Market Share is a Critical Issue during Contract Negotiations
Every contract negotiation we go through with the main grocery stores is more and more difficult. One of the topics on the table that we discuss is the loss of union market share. During collective bargaining with the grocery stores, market share is always a critical issue.
When I talk about market share, I’m specifically talking about the union grocery stores controlled by the employers we are negotiating with.
There was a time when we had tons of union grocery store chains such as Lucky, Food Basket, Albertsons, Ralphs, Vons, Safeway, Gemco, Big Bear, FedMart, and the list goes on. Over the years most of the union grocery stores have been bought, sold, merged or consolidated and we are left with two chains, Albertsons and Ralphs.
There used to be a union market on every corner, but because of consolidation and mergers, we are left with a lot of non-union stores and ethnic markets on every corner.
So now, the employers are attempting to lower your pay scales to those of non-union stores. The employers want to penalize our members for the smaller market share they created.
Because of consolidation, mergers and big box stores like Walmart and Target, have grabbed ahold of the grocery market. More than a third of all grocery workers rely on some kind of public assistance and one in five has trouble affording food. Wal-Mart with profits of $244 billion in 2015. We will not let the employers do that to our members.

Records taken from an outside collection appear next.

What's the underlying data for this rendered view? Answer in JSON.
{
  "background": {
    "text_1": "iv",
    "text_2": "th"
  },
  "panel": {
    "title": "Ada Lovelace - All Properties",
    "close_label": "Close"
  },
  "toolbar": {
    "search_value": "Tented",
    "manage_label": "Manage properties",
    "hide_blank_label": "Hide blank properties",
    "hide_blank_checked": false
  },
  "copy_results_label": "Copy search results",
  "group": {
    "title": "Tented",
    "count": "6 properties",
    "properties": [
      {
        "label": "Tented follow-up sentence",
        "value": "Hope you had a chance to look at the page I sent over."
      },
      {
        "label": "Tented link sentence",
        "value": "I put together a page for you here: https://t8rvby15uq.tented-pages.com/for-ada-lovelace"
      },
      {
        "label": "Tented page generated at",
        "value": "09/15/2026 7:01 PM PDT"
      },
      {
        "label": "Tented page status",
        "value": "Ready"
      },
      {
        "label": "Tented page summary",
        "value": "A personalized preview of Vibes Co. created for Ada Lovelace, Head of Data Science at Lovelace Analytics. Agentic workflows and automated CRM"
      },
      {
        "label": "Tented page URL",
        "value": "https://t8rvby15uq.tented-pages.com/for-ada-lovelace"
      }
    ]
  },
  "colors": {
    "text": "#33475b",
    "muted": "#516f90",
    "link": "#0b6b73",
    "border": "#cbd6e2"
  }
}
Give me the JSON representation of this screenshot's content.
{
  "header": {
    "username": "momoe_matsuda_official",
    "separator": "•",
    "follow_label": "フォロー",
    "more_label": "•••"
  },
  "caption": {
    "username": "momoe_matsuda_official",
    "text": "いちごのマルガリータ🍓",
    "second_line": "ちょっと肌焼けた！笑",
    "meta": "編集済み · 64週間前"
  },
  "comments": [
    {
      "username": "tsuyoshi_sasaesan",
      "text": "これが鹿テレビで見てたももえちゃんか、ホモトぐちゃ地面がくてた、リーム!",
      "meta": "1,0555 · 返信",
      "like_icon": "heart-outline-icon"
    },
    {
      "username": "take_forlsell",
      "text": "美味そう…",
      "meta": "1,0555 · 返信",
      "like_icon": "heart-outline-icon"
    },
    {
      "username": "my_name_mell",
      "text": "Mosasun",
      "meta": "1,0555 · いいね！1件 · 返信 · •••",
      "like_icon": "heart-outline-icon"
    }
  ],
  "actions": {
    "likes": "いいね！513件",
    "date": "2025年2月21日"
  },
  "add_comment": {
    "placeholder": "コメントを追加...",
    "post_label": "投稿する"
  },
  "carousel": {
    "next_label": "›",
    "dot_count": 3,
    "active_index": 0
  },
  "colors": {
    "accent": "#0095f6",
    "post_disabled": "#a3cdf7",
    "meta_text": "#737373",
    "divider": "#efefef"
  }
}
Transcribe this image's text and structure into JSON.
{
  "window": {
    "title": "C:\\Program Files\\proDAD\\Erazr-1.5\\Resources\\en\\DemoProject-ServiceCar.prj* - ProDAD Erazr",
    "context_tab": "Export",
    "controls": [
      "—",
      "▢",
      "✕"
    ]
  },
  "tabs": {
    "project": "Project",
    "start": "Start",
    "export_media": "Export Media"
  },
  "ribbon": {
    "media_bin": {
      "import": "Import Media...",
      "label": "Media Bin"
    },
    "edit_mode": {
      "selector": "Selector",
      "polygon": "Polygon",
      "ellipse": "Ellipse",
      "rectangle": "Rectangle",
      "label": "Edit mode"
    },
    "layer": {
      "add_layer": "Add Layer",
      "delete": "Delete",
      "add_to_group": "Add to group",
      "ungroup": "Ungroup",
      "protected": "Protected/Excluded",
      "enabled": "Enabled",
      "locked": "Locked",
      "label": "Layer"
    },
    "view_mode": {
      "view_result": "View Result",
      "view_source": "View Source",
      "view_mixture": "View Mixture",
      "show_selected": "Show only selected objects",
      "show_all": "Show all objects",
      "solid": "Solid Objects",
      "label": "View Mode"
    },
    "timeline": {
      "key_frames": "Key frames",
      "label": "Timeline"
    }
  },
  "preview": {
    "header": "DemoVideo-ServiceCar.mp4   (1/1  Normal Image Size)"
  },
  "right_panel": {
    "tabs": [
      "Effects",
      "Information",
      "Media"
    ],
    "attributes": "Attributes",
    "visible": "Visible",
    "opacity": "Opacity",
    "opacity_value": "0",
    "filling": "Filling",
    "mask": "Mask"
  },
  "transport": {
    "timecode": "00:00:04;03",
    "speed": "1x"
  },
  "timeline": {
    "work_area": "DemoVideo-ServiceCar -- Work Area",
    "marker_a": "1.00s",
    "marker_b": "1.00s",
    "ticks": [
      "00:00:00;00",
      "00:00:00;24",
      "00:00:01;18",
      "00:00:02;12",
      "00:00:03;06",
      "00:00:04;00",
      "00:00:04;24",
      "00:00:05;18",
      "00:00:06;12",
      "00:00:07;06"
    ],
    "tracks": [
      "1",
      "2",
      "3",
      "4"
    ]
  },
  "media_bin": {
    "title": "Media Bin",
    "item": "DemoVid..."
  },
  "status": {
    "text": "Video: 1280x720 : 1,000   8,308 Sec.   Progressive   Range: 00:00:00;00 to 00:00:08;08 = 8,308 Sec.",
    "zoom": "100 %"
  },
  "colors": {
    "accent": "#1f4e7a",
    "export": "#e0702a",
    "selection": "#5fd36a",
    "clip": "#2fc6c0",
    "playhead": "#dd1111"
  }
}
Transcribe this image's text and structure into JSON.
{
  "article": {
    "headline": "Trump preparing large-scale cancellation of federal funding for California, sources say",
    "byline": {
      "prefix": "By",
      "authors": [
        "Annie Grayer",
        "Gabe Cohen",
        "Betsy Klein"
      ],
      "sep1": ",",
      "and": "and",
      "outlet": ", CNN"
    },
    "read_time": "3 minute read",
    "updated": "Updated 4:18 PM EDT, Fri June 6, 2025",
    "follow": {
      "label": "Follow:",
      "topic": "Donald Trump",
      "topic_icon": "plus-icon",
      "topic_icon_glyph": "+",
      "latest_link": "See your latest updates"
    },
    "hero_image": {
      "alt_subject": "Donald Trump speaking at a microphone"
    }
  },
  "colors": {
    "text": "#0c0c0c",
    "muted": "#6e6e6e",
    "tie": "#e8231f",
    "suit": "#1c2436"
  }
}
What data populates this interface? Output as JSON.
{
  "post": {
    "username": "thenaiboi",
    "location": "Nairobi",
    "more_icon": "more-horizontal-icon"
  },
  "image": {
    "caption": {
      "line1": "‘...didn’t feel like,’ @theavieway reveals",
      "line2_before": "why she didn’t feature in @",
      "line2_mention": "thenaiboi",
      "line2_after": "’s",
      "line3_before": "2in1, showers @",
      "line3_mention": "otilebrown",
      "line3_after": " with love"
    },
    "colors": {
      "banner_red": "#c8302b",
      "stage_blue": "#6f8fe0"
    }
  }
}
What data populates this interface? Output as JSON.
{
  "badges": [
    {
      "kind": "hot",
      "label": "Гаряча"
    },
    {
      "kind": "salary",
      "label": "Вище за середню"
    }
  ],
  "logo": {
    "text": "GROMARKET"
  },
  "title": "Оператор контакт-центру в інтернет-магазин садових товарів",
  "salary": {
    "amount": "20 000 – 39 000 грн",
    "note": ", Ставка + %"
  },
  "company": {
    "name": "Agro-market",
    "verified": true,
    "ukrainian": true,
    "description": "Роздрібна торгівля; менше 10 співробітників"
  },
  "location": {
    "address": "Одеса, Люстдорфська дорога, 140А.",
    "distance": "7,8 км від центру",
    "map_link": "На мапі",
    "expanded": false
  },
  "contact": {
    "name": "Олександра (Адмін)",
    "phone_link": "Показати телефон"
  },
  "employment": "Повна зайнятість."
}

Kroger, who owns Ralphs, earns about $108 billion in profits a year – they can afford to pay you a good, fair wage. Albertsons, who now owns Vons and Safeway earns $59 billion, which shows they can also afford to pay you fair wages.
They choose to hoard the money for themselves and their shareholders. They actually think they can keep these enormous amounts of money coming in without paying their workers a decent wage. It’s a perfect example of the one percent versus the 99 percent.
So while there are fewer grocery store chains, their profits are huge – and they still want to penalize our members – their workers – for their own dwindling market share.
To protect your market share, encourage your family and friends to only shop at union stores. When we stand together as workers in the retail grocery industry, we can fight for better wages and benefits and improve jobs not just for union workers, but throughout our whole industry.
UFCW members know all too well that non-union retail and grocery stores–like Walmart, Target, and Whole Foods–are often in direct competition with grocery and department stores where UFCW members work.
As anti-worker chains like Wal-Mart continue to grow and lower industry standards, UFCW negotiators are fighting harder than ever before at the bargaining table to maintain good wages and benefits.
All of the Southern California UFCW Locals remain focused on our key components: pension, health and welfare, wages, and working conditions.
We must all stand together and be willing to fight together to overcome the employers’ line of thinking.